● **What the exercise asks**: Go over the entries below line by line, copying each one that contains the word "subtitle".

━━━━━━━━━━━━━━━━

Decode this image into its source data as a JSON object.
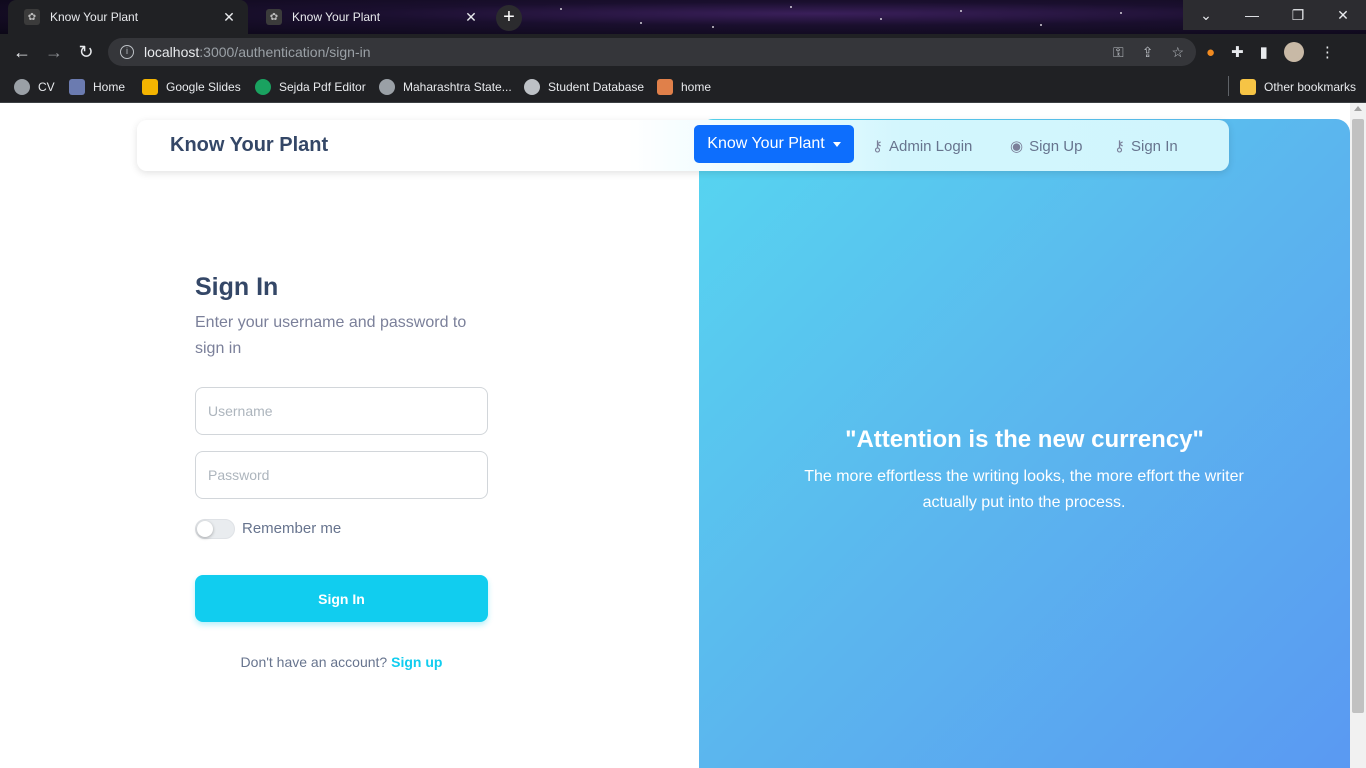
{
  "browser": {
    "tabs": [
      {
        "title": "Know Your Plant",
        "active": true
      },
      {
        "title": "Know Your Plant",
        "active": false
      }
    ],
    "new_tab_label": "+",
    "address": {
      "host": "localhost",
      "path": ":3000/authentication/sign-in"
    },
    "bookmarks": [
      {
        "label": "CV",
        "icon": "globe-icon",
        "color": "#9aa0a6"
      },
      {
        "label": "Home",
        "icon": "city-icon",
        "color": "#6b7bb0"
      },
      {
        "label": "Google Slides",
        "icon": "slides-icon",
        "color": "#f4b400"
      },
      {
        "label": "Sejda Pdf Editor",
        "icon": "sejda-icon",
        "color": "#1aa260"
      },
      {
        "label": "Maharashtra State...",
        "icon": "globe-icon",
        "color": "#9aa0a6"
      },
      {
        "label": "Student Database",
        "icon": "database-icon",
        "color": "#bdc1c6"
      },
      {
        "label": "home",
        "icon": "flag-icon",
        "color": "#e0804a"
      }
    ],
    "other_bookmarks": "Other bookmarks"
  },
  "navbar": {
    "brand": "Know Your Plant",
    "dropdown": "Know Your Plant",
    "links": [
      {
        "label": "Admin Login",
        "icon": "key-icon"
      },
      {
        "label": "Sign Up",
        "icon": "user-circle-icon"
      },
      {
        "label": "Sign In",
        "icon": "key-icon"
      }
    ]
  },
  "form": {
    "title": "Sign In",
    "subtitle": "Enter your username and password to sign in",
    "username_placeholder": "Username",
    "password_placeholder": "Password",
    "remember_label": "Remember me",
    "remember_on": false,
    "submit_label": "Sign In",
    "footer_text": "Don't have an account?",
    "footer_link": "Sign up"
  },
  "hero": {
    "quote": "\"Attention is the new currency\"",
    "body": "The more effortless the writing looks, the more effort the writer actually put into the process."
  },
  "colors": {
    "accent": "#11cdef",
    "primary": "#0d6efd",
    "heading": "#344767"
  }
}
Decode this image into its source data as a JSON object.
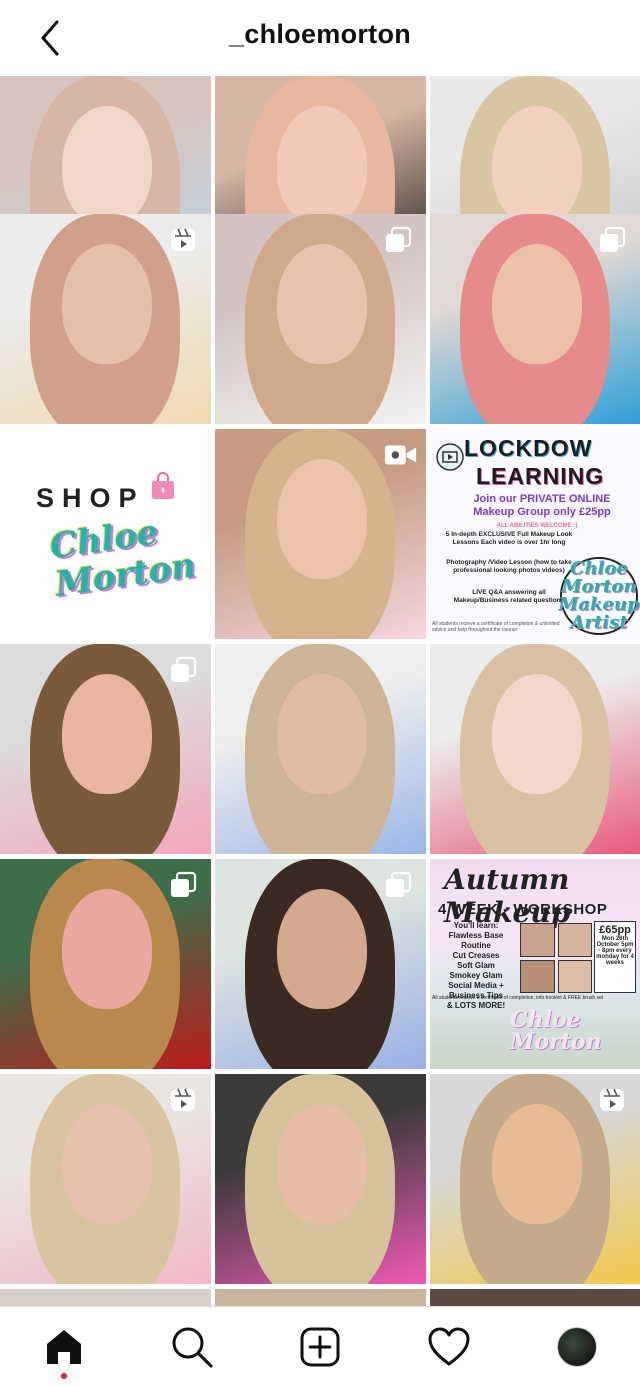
{
  "header": {
    "title": "_chloemorton",
    "back_icon": "chevron-left-icon"
  },
  "posts": [
    {
      "id": "p1",
      "badge": null,
      "colors": [
        "#d9c5c0",
        "#f1d7ca",
        "#d7b6a8",
        "#b9d6e8"
      ]
    },
    {
      "id": "p2",
      "badge": null,
      "colors": [
        "#d7b6a4",
        "#f1c9b6",
        "#e7b79f",
        "#1a1a1a"
      ]
    },
    {
      "id": "p3",
      "badge": null,
      "colors": [
        "#e9e7e7",
        "#f2d1bf",
        "#d8c6a3",
        "#c9c9c9"
      ]
    },
    {
      "id": "p4",
      "badge": "reel-icon",
      "colors": [
        "#ececec",
        "#e7c0ac",
        "#d1a08a",
        "#f0d9b0"
      ]
    },
    {
      "id": "p5",
      "badge": "carousel-icon",
      "colors": [
        "#d3c4c3",
        "#e9c3ac",
        "#cfa98a",
        "#f3f3f3"
      ]
    },
    {
      "id": "p6",
      "badge": "carousel-icon",
      "colors": [
        "#e1d9d5",
        "#edc1a8",
        "#e58b8b",
        "#2f9fd8"
      ]
    },
    {
      "id": "p7",
      "badge": null,
      "colors": [
        "#ffffff",
        "#ffffff",
        "#ffffff",
        "#ffffff"
      ]
    },
    {
      "id": "p8",
      "badge": "video-icon",
      "colors": [
        "#c79b82",
        "#edc3a9",
        "#d6b38d",
        "#f6d6e0"
      ]
    },
    {
      "id": "p9",
      "badge": null,
      "colors": [
        "#fbfbff",
        "#fbfbff",
        "#fbfbff",
        "#fbfbff"
      ]
    },
    {
      "id": "p10",
      "badge": "carousel-icon",
      "colors": [
        "#dcdcdc",
        "#e8b59f",
        "#7a5a3a",
        "#f4a6bd"
      ]
    },
    {
      "id": "p11",
      "badge": null,
      "colors": [
        "#efefef",
        "#e1bca3",
        "#cdb497",
        "#9cb6e8"
      ]
    },
    {
      "id": "p12",
      "badge": null,
      "colors": [
        "#ececec",
        "#f1d7cc",
        "#d8c2a3",
        "#e85a7a"
      ]
    },
    {
      "id": "p13",
      "badge": "carousel-icon",
      "colors": [
        "#3c6e4a",
        "#e9a7a0",
        "#b8884c",
        "#bc1c1c"
      ]
    },
    {
      "id": "p14",
      "badge": "carousel-icon",
      "colors": [
        "#dde4e0",
        "#d4a98f",
        "#3a2a22",
        "#9ab0e6"
      ]
    },
    {
      "id": "p15",
      "badge": null,
      "colors": [
        "#f3dcf2",
        "#f3dcf2",
        "#f3dcf2",
        "#f3dcf2"
      ]
    },
    {
      "id": "p16",
      "badge": "reel-icon",
      "colors": [
        "#e9e5e2",
        "#e8c1ae",
        "#d8c4a0",
        "#f1b8c8"
      ]
    },
    {
      "id": "p17",
      "badge": null,
      "colors": [
        "#3a3a3a",
        "#e8bea6",
        "#d7c39b",
        "#f15ab6"
      ]
    },
    {
      "id": "p18",
      "badge": "reel-icon",
      "colors": [
        "#d8d8d8",
        "#e8bb97",
        "#c4a98a",
        "#f2c94c"
      ]
    }
  ],
  "shop_tile": {
    "label": "SHOP",
    "logo_text": "Chloe Morton",
    "bag_icon": "shopping-bag-icon"
  },
  "lockdown_tile": {
    "line1": "LOCKDOW",
    "line2": "LEARNING",
    "line3": "Join our PRIVATE ONLINE Makeup Group only £25pp",
    "line4": "ALL ABILITIES WELCOME :)",
    "bullets": [
      "5 In-depth EXCLUSIVE Full Makeup Look Lessons Each video is over 1hr long",
      "Photography /Video Lesson (how to take professional looking photos videos)",
      "LIVE Q&A answering all Makeup/Business related questions"
    ],
    "footer": "All students recieve a certificate of completion & unlimited advice and help throughout the course",
    "logo": "Chloe Morton Makeup Artist"
  },
  "autumn_tile": {
    "title": "Autumn Makeup",
    "subtitle": "4 WEEK - WORKSHOP",
    "list": [
      "You'll learn:",
      "Flawless Base Routine",
      "Cut Creases",
      "Soft Glam",
      "Smokey Glam",
      "Social Media +",
      "Business Tips",
      "& LOTS MORE!"
    ],
    "price": "£65pp",
    "dates": "Mon 26th October 5pm - 8pm every monday for 4 weeks",
    "footer": "All students recieve a certificate of completion, info booklet & FREE brush set",
    "script": "Chloe Morton"
  },
  "tabbar": {
    "items": [
      {
        "name": "home",
        "icon": "home-icon",
        "active": true
      },
      {
        "name": "search",
        "icon": "search-icon",
        "active": false
      },
      {
        "name": "new-post",
        "icon": "add-post-icon",
        "active": false
      },
      {
        "name": "activity",
        "icon": "heart-icon",
        "active": false
      },
      {
        "name": "profile",
        "icon": "avatar",
        "active": false
      }
    ]
  },
  "colors": {
    "accent_dot": "#e0213a",
    "text": "#111111",
    "border": "#dddddd"
  }
}
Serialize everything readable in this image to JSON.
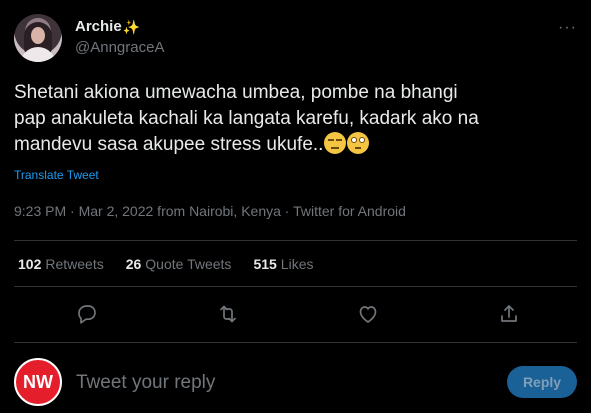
{
  "author": {
    "display_name": "Archie",
    "badge_emoji": "✨",
    "handle": "@AnngraceA",
    "avatar_icon": "profile-photo"
  },
  "more_icon": "···",
  "tweet": {
    "line1": "Shetani akiona umewacha umbea, pombe na bhangi",
    "line2": "pap anakuleta kachali ka langata karefu, kadark ako na",
    "line3": "mandevu sasa akupee stress ukufe..",
    "emojis": [
      "unamused-face-icon",
      "face-with-rolling-eyes-icon"
    ],
    "translate_label": "Translate Tweet",
    "meta": "9:23 PM · Mar 2, 2022 from Nairobi, Kenya · Twitter for Android"
  },
  "stats": {
    "retweets_count": "102",
    "retweets_label": "Retweets",
    "quotes_count": "26",
    "quotes_label": "Quote Tweets",
    "likes_count": "515",
    "likes_label": "Likes"
  },
  "actions": [
    "reply-icon",
    "retweet-icon",
    "like-icon",
    "share-icon"
  ],
  "reply_box": {
    "avatar_text": "NW",
    "placeholder": "Tweet your reply",
    "button_label": "Reply"
  },
  "colors": {
    "background": "#000000",
    "accent": "#1d9bf0",
    "muted": "#71767b",
    "reply_button": "#1a6197",
    "nw_badge": "#e41e2b"
  }
}
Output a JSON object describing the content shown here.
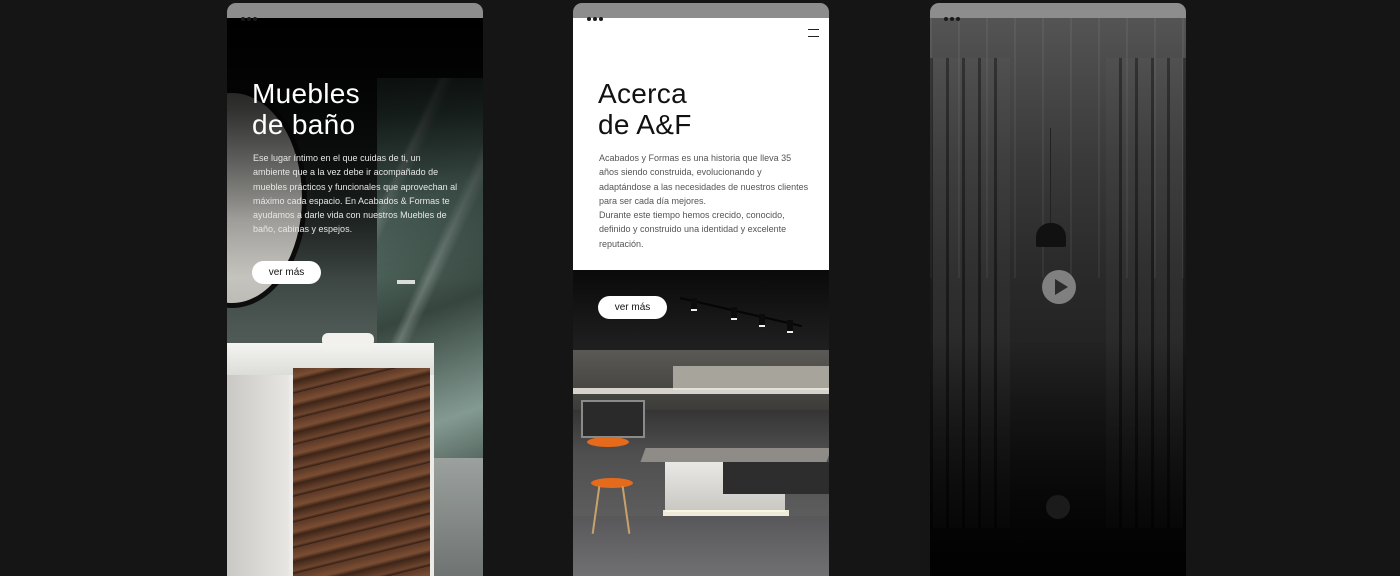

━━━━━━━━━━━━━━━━

● **The completed task**:
    "subtitle": "Enter your username and password to sign in",
    "subtitle": "4 WEEK - WORKSHOP",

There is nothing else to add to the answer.